The campground looked dated and worn, but I went into the office with high hopes. Those hopes started going downhill when I mentioned, several times, that we were a 43 ft rig and needed space to turn and from what I could see, their roads were not terribly wide. After assuring me that it would be fine and disagreeing on what route to bring us in, a worker got into the truck with me to be our guide. IN between her bites of ice cream, she led us down a very narrow turn that I didn't think Dave could make. He made it the first time. We had toi turn around and go back out because the office was deep inside the campground and our site was before one reached the office. A sign would have been nice.
Making the same turn again to the left, Dave didn't have enough room. He hit the door that houses our power cord reel, doing a lot of damage that we'll have to pay for. She finally showed us where our site was and took off to eat her ice cream. When I looked at the site number, it didn't match up to our paperwork. But I backed us in and Dave started hooking up. Sure enough, she comes back in her car and starts yelling at me that we're in the wrong site and will have to move. I tried to explain to her that the site she wanted us to go to would not fit us and she kept arguing. Dave finally blew his top and said we were leaving this hellhole.
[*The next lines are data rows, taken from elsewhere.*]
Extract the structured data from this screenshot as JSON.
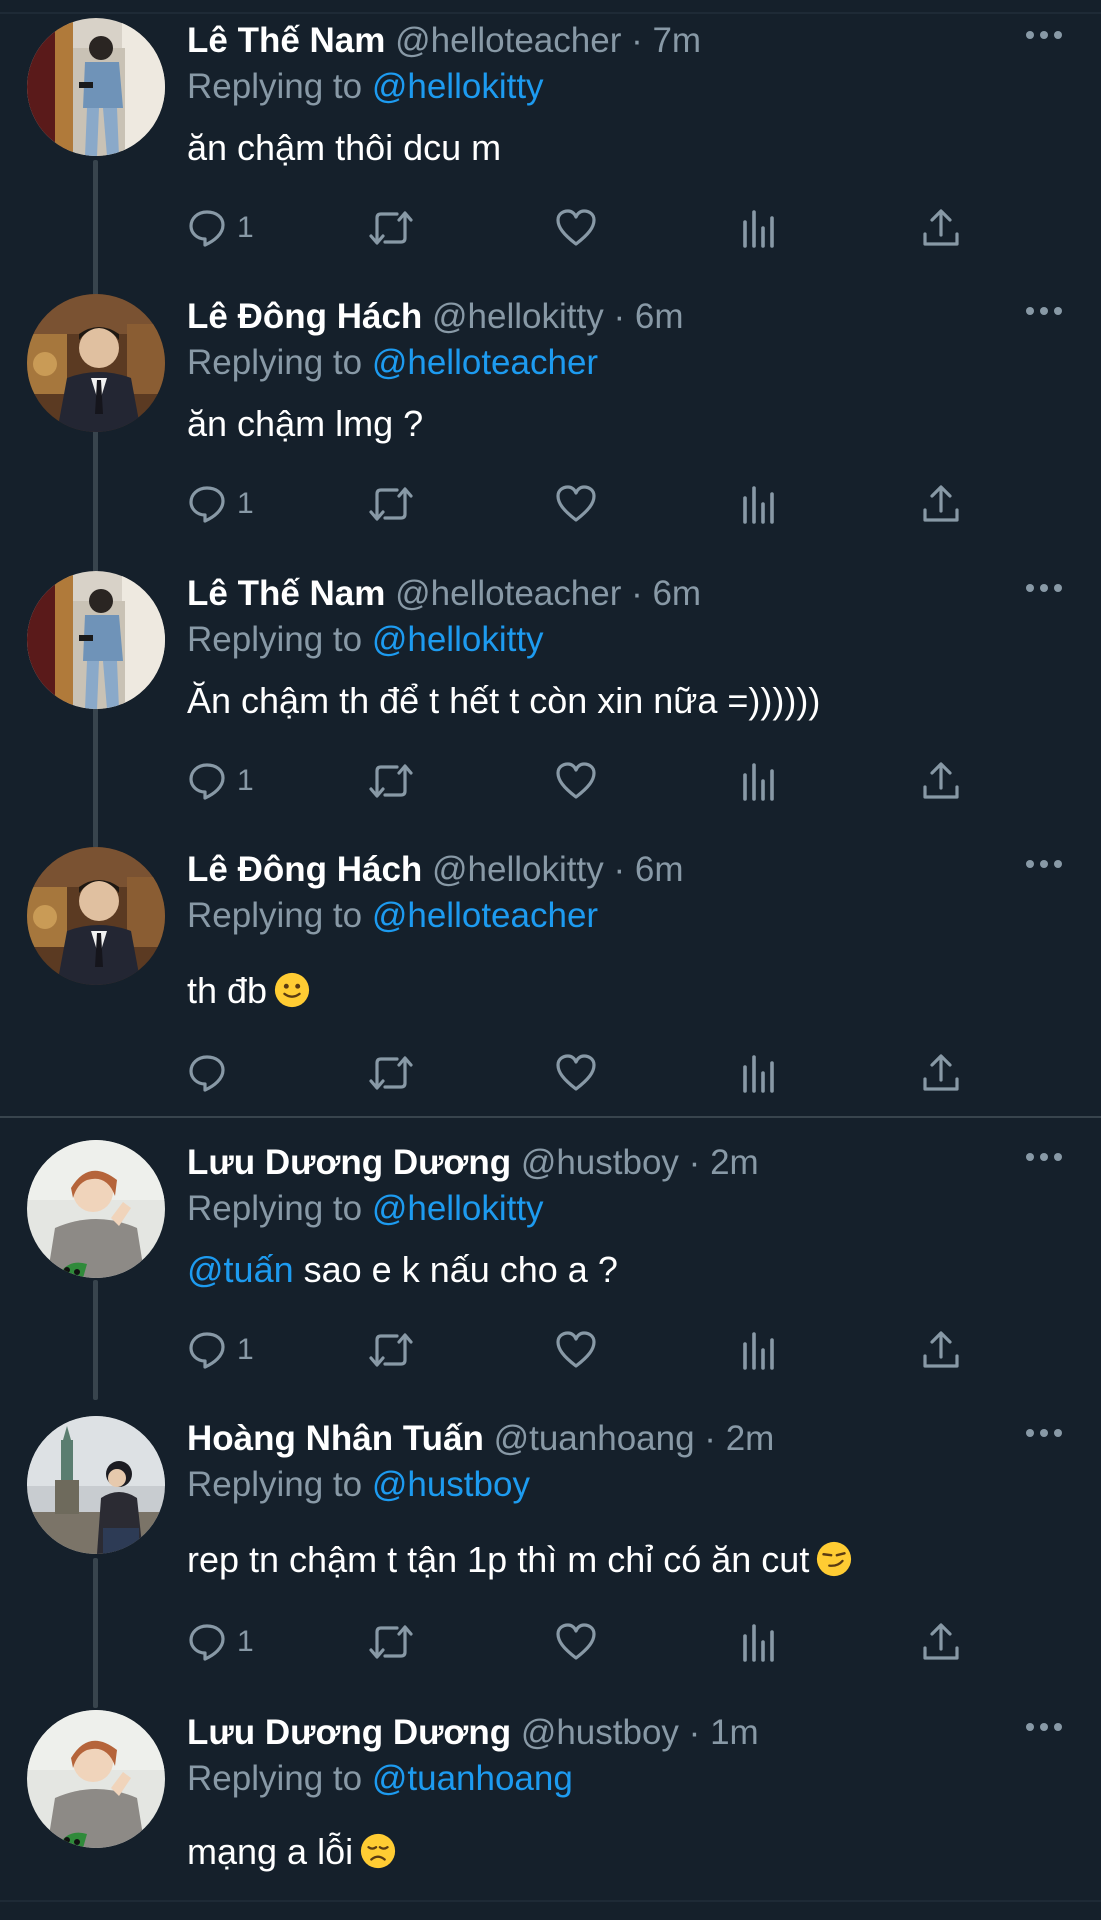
{
  "colors": {
    "background": "#15202b",
    "text_primary": "#ffffff",
    "text_secondary": "#8899a6",
    "accent": "#1d9bf0",
    "divider": "#38444d"
  },
  "reply_prefix": "Replying to",
  "tweets": [
    {
      "name": "Lê Thế Nam",
      "handle": "@helloteacher",
      "separator": "·",
      "time": "7m",
      "reply_to": "@hellokitty",
      "text": "ăn chậm thôi dcu m",
      "reply_count": "1",
      "avatar": "man-by-mirror-avatar"
    },
    {
      "name": "Lê Đông Hách",
      "handle": "@hellokitty",
      "separator": "·",
      "time": "6m",
      "reply_to": "@helloteacher",
      "text": "ăn chậm lmg ?",
      "reply_count": "1",
      "avatar": "man-in-suit-avatar"
    },
    {
      "name": "Lê Thế Nam",
      "handle": "@helloteacher",
      "separator": "·",
      "time": "6m",
      "reply_to": "@hellokitty",
      "text": "Ăn chậm th để t hết t còn xin nữa =))))))",
      "reply_count": "1",
      "avatar": "man-by-mirror-avatar"
    },
    {
      "name": "Lê Đông Hách",
      "handle": "@hellokitty",
      "separator": "·",
      "time": "6m",
      "reply_to": "@helloteacher",
      "text": "th đb",
      "emoji": "slightly-smiling-face-emoji",
      "reply_count": "",
      "avatar": "man-in-suit-avatar"
    },
    {
      "name": "Lưu Dương Dương",
      "handle": "@hustboy",
      "separator": "·",
      "time": "2m",
      "reply_to": "@hellokitty",
      "mention": "@tuấn",
      "text": " sao e k nấu cho a ?",
      "reply_count": "1",
      "avatar": "man-in-grey-sweater-avatar"
    },
    {
      "name": "Hoàng Nhân Tuấn",
      "handle": "@tuanhoang",
      "separator": "·",
      "time": "2m",
      "reply_to": "@hustboy",
      "text": "rep tn chậm t tận 1p thì m chỉ có ăn cut",
      "emoji": "smirking-face-emoji",
      "reply_count": "1",
      "avatar": "man-at-statue-of-liberty-avatar"
    },
    {
      "name": "Lưu Dương Dương",
      "handle": "@hustboy",
      "separator": "·",
      "time": "1m",
      "reply_to": "@tuanhoang",
      "text": "mạng a lỗi",
      "emoji": "disappointed-face-emoji",
      "reply_count": "",
      "avatar": "man-in-grey-sweater-avatar"
    }
  ]
}
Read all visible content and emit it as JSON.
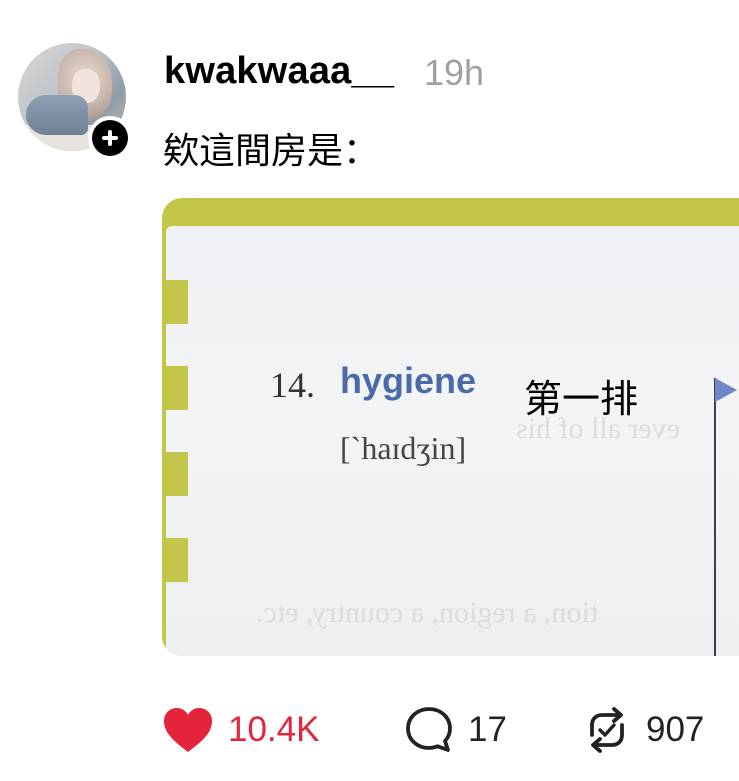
{
  "post": {
    "username": "kwakwaaa__",
    "timestamp": "19h",
    "caption": "欸這間房是："
  },
  "image": {
    "entry_number": "14.",
    "word": "hygiene",
    "phonetic": "[`haɪdʒin]",
    "overlay_text": "第一排",
    "ghost_lines": [
      "ever all of his",
      "tion, a region, a country, etc."
    ]
  },
  "actions": {
    "likes": "10.4K",
    "replies": "17",
    "reposts": "907"
  },
  "colors": {
    "like": "#e3243b",
    "timestamp": "#a0a0a0",
    "word_blue": "#4a6aa8",
    "tab_yellow": "#c2c64a"
  },
  "icons": [
    "heart-icon",
    "comment-icon",
    "repost-icon",
    "plus-icon"
  ]
}
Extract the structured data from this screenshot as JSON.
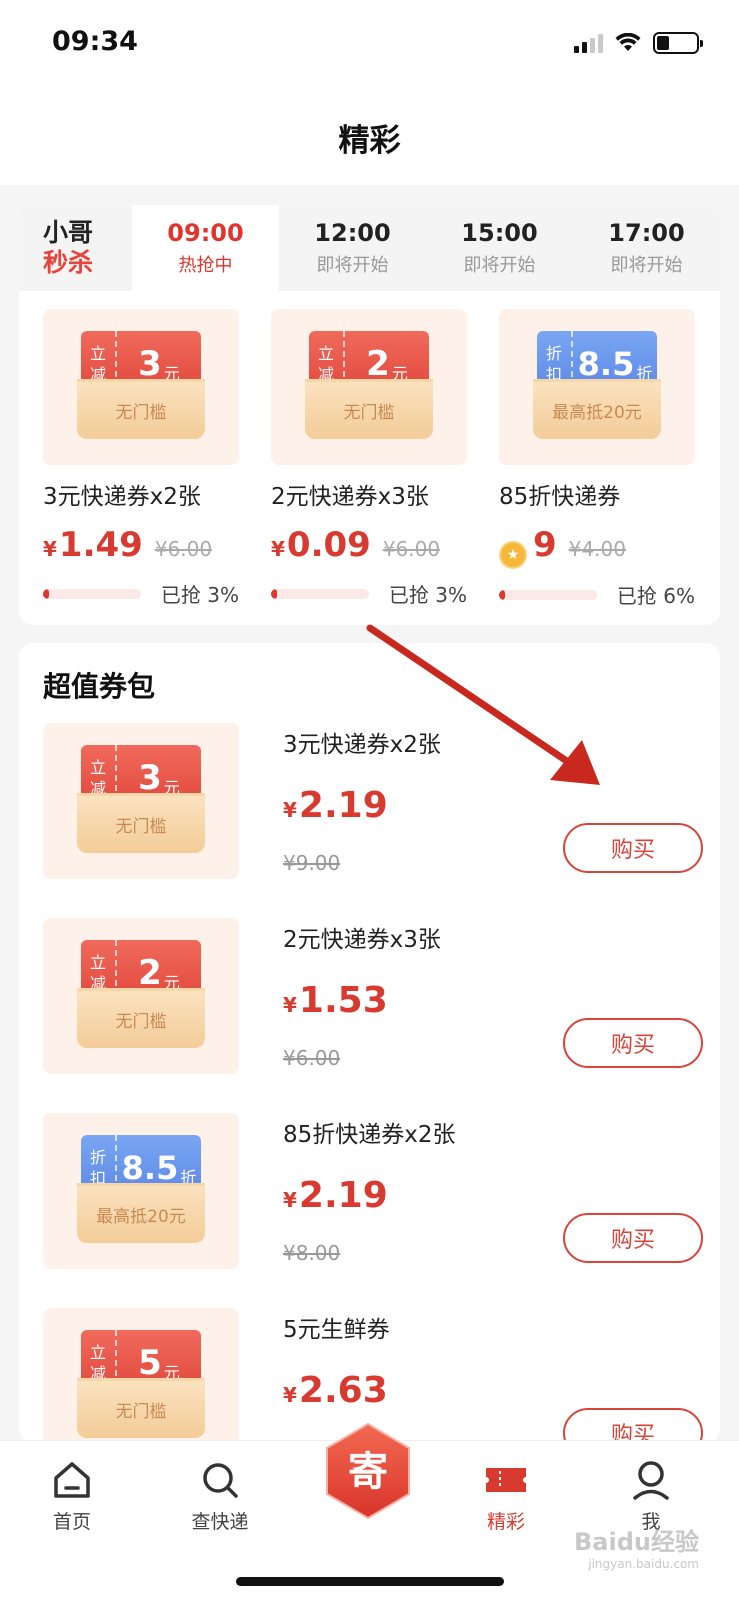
{
  "status_bar": {
    "time": "09:34"
  },
  "header": {
    "title": "精彩"
  },
  "flash_sale": {
    "logo_line1": "小哥",
    "logo_line2": "秒杀",
    "tabs": [
      {
        "time": "09:00",
        "status": "热抢中",
        "active": true
      },
      {
        "time": "12:00",
        "status": "即将开始",
        "active": false
      },
      {
        "time": "15:00",
        "status": "即将开始",
        "active": false
      },
      {
        "time": "17:00",
        "status": "即将开始",
        "active": false
      }
    ],
    "items": [
      {
        "coupon_left_top": "立",
        "coupon_left_bottom": "减",
        "coupon_value": "3",
        "coupon_unit": "元",
        "envelope_text": "无门槛",
        "name": "3元快递券x2张",
        "price_symbol": "¥",
        "price": "1.49",
        "old_price": "¥6.00",
        "progress_text": "已抢 3%",
        "progress": 0.03
      },
      {
        "coupon_left_top": "立",
        "coupon_left_bottom": "减",
        "coupon_value": "2",
        "coupon_unit": "元",
        "envelope_text": "无门槛",
        "name": "2元快递券x3张",
        "price_symbol": "¥",
        "price": "0.09",
        "old_price": "¥6.00",
        "progress_text": "已抢 3%",
        "progress": 0.03
      },
      {
        "coupon_left_top": "折",
        "coupon_left_bottom": "扣",
        "coupon_value": "8.5",
        "coupon_unit": "折",
        "envelope_text": "最高抵20元",
        "name": "85折快递券",
        "price": "9",
        "old_price": "¥4.00",
        "progress_text": "已抢 6%",
        "progress": 0.06
      }
    ]
  },
  "bundle": {
    "title": "超值券包",
    "buy_label": "购买",
    "items": [
      {
        "coupon_left_top": "立",
        "coupon_left_bottom": "减",
        "coupon_value": "3",
        "coupon_unit": "元",
        "envelope_text": "无门槛",
        "name": "3元快递券x2张",
        "price_symbol": "¥",
        "price": "2.19",
        "old_price": "¥9.00"
      },
      {
        "coupon_left_top": "立",
        "coupon_left_bottom": "减",
        "coupon_value": "2",
        "coupon_unit": "元",
        "envelope_text": "无门槛",
        "name": "2元快递券x3张",
        "price_symbol": "¥",
        "price": "1.53",
        "old_price": "¥6.00"
      },
      {
        "coupon_left_top": "折",
        "coupon_left_bottom": "扣",
        "coupon_value": "8.5",
        "coupon_unit": "折",
        "envelope_text": "最高抵20元",
        "name": "85折快递券x2张",
        "price_symbol": "¥",
        "price": "2.19",
        "old_price": "¥8.00"
      },
      {
        "coupon_left_top": "立",
        "coupon_left_bottom": "减",
        "coupon_value": "5",
        "coupon_unit": "元",
        "envelope_text": "无门槛",
        "name": "5元生鲜券",
        "price_symbol": "¥",
        "price": "2.63",
        "old_price": ""
      }
    ]
  },
  "tab_bar": {
    "home": "首页",
    "track": "查快递",
    "send_glyph": "寄",
    "featured": "精彩",
    "me": "我"
  },
  "watermark": {
    "main": "Baidu经验",
    "sub": "jingyan.baidu.com"
  },
  "colors": {
    "accent": "#d83a30",
    "coupon_red": "#e0463a",
    "coupon_blue": "#5a86e6",
    "envelope": "#f3cc98"
  }
}
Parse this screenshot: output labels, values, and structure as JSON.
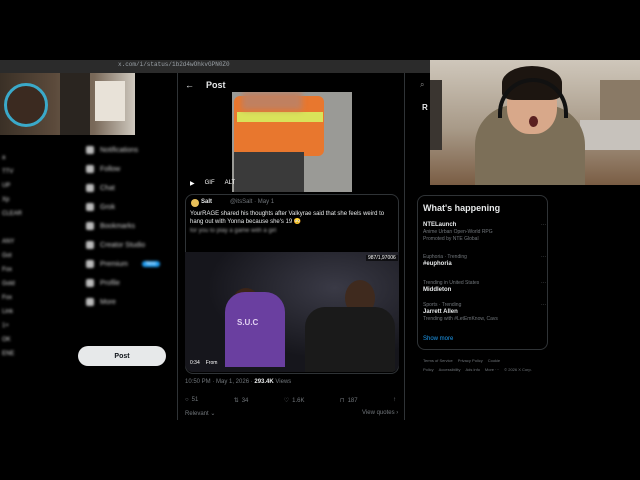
{
  "browser": {
    "url": "x.com/i/status/1b2d4wOhkvGPN0Z0"
  },
  "left_chat": {
    "lines": [
      "",
      "a",
      "TTV",
      "UP",
      "Xp",
      "CLEAR",
      "",
      "ANY",
      "Got",
      "Fox",
      "Gold",
      "Fox",
      "Link",
      "1+",
      "OK",
      "ENE"
    ]
  },
  "sidebar": {
    "items": [
      "Notifications",
      "Follow",
      "Chat",
      "Grok",
      "Bookmarks",
      "Creator Studio",
      "Premium",
      "Profile",
      "More"
    ],
    "premium_badge": "New",
    "post_button": "Post"
  },
  "post": {
    "back": "←",
    "title": "Post",
    "media1_controls": [
      "▶",
      "GIF",
      "ALT"
    ],
    "quote": {
      "author": "Salt",
      "handle": "@itsSalt · May 1",
      "text": "YourRAGE shared his thoughts after Valkyrae said that she feels weird to hang out with Yonna because she's 19 😳",
      "blurred_text": "for you to play a game with a girl"
    },
    "media2_count": "987/1,97006",
    "media2_time": "0:34",
    "media2_from": "From",
    "tshirt": "S.U.C",
    "timestamp": "10:50 PM · May 1, 2026 · ",
    "views_count": "293.4K",
    "views_label": "Views",
    "actions": [
      {
        "icon": "reply-icon",
        "glyph": "○",
        "count": "51"
      },
      {
        "icon": "repost-icon",
        "glyph": "⇅",
        "count": "34"
      },
      {
        "icon": "like-icon",
        "glyph": "♡",
        "count": "1.6K"
      },
      {
        "icon": "bookmark-icon",
        "glyph": "⊓",
        "count": "187"
      },
      {
        "icon": "share-icon",
        "glyph": "↑",
        "count": ""
      }
    ],
    "relevant": "Relevant ⌄",
    "view_quotes": "View quotes ›"
  },
  "right": {
    "search_glyph": "⌕",
    "letter": "R",
    "happening_title": "What's happening",
    "trends": [
      {
        "sub": "",
        "title": "NTELaunch",
        "desc": "Anime Urban Open-World RPG",
        "desc2": "Promoted by NTE Global"
      },
      {
        "sub": "Euphoria · Trending",
        "title": "#euphoria",
        "desc": "",
        "desc2": ""
      },
      {
        "sub": "Trending in United States",
        "title": "Middleton",
        "desc": "",
        "desc2": ""
      },
      {
        "sub": "Sports · Trending",
        "title": "Jarrett Allen",
        "desc": "Trending with #LetEmKnow, Cavs",
        "desc2": ""
      }
    ],
    "show_more": "Show more",
    "footer": [
      "Terms of Service",
      "Privacy Policy",
      "Cookie Policy",
      "Accessibility",
      "Ads info",
      "More ···",
      "© 2026 X Corp."
    ]
  },
  "colors": {
    "accent": "#1d9bf0",
    "background": "#000000",
    "border": "#2f3336"
  }
}
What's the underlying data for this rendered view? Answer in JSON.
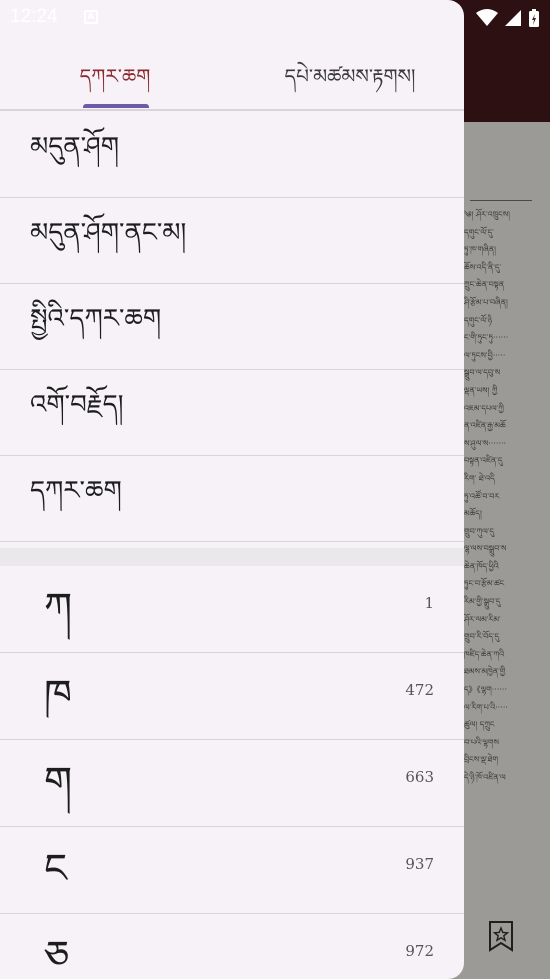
{
  "status_bar": {
    "time": "12:24",
    "notification_icon": "a-icon"
  },
  "tabs": [
    {
      "label": "དཀར་ཆག",
      "active": true
    },
    {
      "label": "དཔེ་མཚམས་རྟགས།",
      "active": false
    }
  ],
  "menu": [
    {
      "label": "མདུན་ཤོག"
    },
    {
      "label": "མདུན་ཤོག་ནང་མ།"
    },
    {
      "label": "སྤྱིའི་དཀར་ཆག"
    },
    {
      "label": "འགོ་བརྗོད།"
    },
    {
      "label": "དཀར་ཆག"
    }
  ],
  "index": [
    {
      "letter": "ཀ",
      "page": "1"
    },
    {
      "letter": "ཁ",
      "page": "472"
    },
    {
      "letter": "ག",
      "page": "663"
    },
    {
      "letter": "ང",
      "page": "937"
    },
    {
      "letter": "ཅ",
      "page": "972"
    }
  ],
  "colors": {
    "accent": "#6e5aa8",
    "active_tab": "#8a2a2e",
    "topbar": "#4a1a1c"
  }
}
I went back to the office and actually got all our money back. We agreed to spend the night because it was getting late and we needed to find a new campground. We found one, 25 minutes from here. We drove out and looked at it and the campground is wonderful and our site is even better.
So, lesson #1 learned: No more staying at campgrounds with dirt roads and dirt sites. Gravel or paved only. Our rig is so filthy from the CT mud that it won't wash off with a hose. We'll have to get on a ladder and use a scrub brush. It has never looked this filthy in all the time we've owned a rig. And the inside is just as bad. I laid down two bath mats to try and capture the mud, but it's going to take some scrubbing of floors to get it clean.
At least in our new campsite, we have a wooden deck and lots of grass, along with a pond and the requisite ducks.
Lesson #2: If it looks like we can't make it through the roads, we don't go. Period. We get our money back and go elsewhere.
Lesson #3: More research. More research. Google Earth.